I spent a large part of my life not liking myself, with a lack of self-worth, never feeling enough, and never having true confidence in life. I tried to cover this by excelling at everything that I did. In this time I also lived quite abusively towards myself, to try be the best so I could feel that I was enough, but also to confirm that I was worthless. This included many different relationships with men to try and feel loved, get affection, or feel that I was in fact enough and accepted by others. In these relationships I would allow the men to be quite harsh or rude with me, because this is all I felt I deserved.

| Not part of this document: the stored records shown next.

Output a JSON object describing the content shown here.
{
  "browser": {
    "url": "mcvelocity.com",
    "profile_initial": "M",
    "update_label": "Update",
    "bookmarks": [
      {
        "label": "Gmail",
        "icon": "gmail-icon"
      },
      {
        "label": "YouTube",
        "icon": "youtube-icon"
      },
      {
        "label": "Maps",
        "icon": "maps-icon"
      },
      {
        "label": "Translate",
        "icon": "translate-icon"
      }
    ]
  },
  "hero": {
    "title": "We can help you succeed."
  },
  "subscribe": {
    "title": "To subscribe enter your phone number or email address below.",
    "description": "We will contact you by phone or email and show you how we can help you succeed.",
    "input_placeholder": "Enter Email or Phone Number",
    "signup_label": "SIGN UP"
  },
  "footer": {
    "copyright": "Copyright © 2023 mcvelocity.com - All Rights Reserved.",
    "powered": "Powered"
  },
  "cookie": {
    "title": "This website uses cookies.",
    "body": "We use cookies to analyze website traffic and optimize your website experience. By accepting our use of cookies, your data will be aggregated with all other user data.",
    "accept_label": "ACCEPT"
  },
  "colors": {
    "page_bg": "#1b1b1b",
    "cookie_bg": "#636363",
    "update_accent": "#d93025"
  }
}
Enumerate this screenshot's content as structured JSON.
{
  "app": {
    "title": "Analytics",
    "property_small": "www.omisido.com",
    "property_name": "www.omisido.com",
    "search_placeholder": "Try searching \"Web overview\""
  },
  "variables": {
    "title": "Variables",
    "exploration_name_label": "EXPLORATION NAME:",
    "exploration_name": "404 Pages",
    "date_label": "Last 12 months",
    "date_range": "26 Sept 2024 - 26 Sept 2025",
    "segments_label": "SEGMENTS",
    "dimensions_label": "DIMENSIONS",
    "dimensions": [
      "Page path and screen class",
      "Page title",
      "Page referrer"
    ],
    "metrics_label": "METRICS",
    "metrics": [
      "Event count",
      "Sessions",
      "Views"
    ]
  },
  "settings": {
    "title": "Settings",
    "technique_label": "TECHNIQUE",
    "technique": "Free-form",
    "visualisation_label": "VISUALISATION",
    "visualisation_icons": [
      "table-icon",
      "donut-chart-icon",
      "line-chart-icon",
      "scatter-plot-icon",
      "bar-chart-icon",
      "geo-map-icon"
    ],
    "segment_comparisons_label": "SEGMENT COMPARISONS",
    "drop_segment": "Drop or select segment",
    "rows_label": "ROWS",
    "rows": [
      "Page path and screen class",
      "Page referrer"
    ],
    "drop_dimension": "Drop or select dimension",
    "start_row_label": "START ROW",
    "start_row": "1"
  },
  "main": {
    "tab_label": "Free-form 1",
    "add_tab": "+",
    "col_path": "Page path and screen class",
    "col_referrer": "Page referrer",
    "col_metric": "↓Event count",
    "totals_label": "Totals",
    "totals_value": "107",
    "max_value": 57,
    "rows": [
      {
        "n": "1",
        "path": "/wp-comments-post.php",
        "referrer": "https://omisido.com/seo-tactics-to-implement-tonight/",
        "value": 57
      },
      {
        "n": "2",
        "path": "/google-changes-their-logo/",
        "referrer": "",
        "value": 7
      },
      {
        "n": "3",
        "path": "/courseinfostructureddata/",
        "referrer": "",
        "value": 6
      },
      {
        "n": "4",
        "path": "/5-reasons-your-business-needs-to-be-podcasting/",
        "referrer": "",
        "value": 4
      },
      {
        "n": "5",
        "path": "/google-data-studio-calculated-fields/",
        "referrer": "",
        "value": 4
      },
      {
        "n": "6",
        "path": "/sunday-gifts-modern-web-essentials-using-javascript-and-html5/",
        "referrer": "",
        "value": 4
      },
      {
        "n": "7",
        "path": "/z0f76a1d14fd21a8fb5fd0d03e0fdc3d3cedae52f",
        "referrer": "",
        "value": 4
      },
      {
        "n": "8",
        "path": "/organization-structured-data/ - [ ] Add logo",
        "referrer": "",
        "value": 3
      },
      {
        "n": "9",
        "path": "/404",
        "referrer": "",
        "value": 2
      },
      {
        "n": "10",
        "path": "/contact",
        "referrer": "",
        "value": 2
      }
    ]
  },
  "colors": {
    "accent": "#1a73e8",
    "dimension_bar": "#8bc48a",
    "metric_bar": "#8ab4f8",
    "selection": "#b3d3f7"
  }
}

Since meeting Serge Benhayon and his family, and participating in Universal Medicine Workshops, I have had the opportunity to feel that there has always been a lovely me on the inside. I am a loving person, full of joy, full of confidence, and full of a deep respect and responsibility for myself, others and life. Beginning to connect to this place regularly, I have started to like myself, and respect myself and appreciate that I deserve nothing but gentleness, deep nurturing, care and even adoration and to be cherished by myself and others.
Although this was very foreign at first, as my self-worth grew I developed an awareness of how to be another way with myself, and I began to say no to unloving behaviours. This process involved me asking people close to me to be more honouring and loving with me in the way they speak with me or touch me, especially my partner. This was very difficult at first, because of the familiar ways of self-loathing, and also the fact that I had allowed others to be abusive with me for so long, so they didn’t understand why all of a sudden it needed to be different.
The most challenging part has been the difficulty or discomfort in speaking up. On the inside the self-abuse and self-loathing from the past would say to me, “who’s going to listen to you?” or “why is what you feel so important?” or “maybe you’re wrong”. It was like there was a constant voice telling me that I was pathetic, so just give up and do what you’ve always done. At these times, when I was upset, I’m afraid to admit that this is when I was very likely to say to my partner that you need to change because, “Serge said that…” or, “Natalie said that “…”. This was very unloving and came from my own hurts and inability to truly love myself and therefore a feeling that my words, my expressions and my feelings were not enough, or would not be heard. Neither Serge Benhayon, Natalie Benhayon nor any other practitioner at Universal Medicine have ever told me how to live my life, or what to tell my partner, so I now understand that what I said is how the work of Serge Benhayon and Universal Medicine is abused and misinterpreted in an unloving way.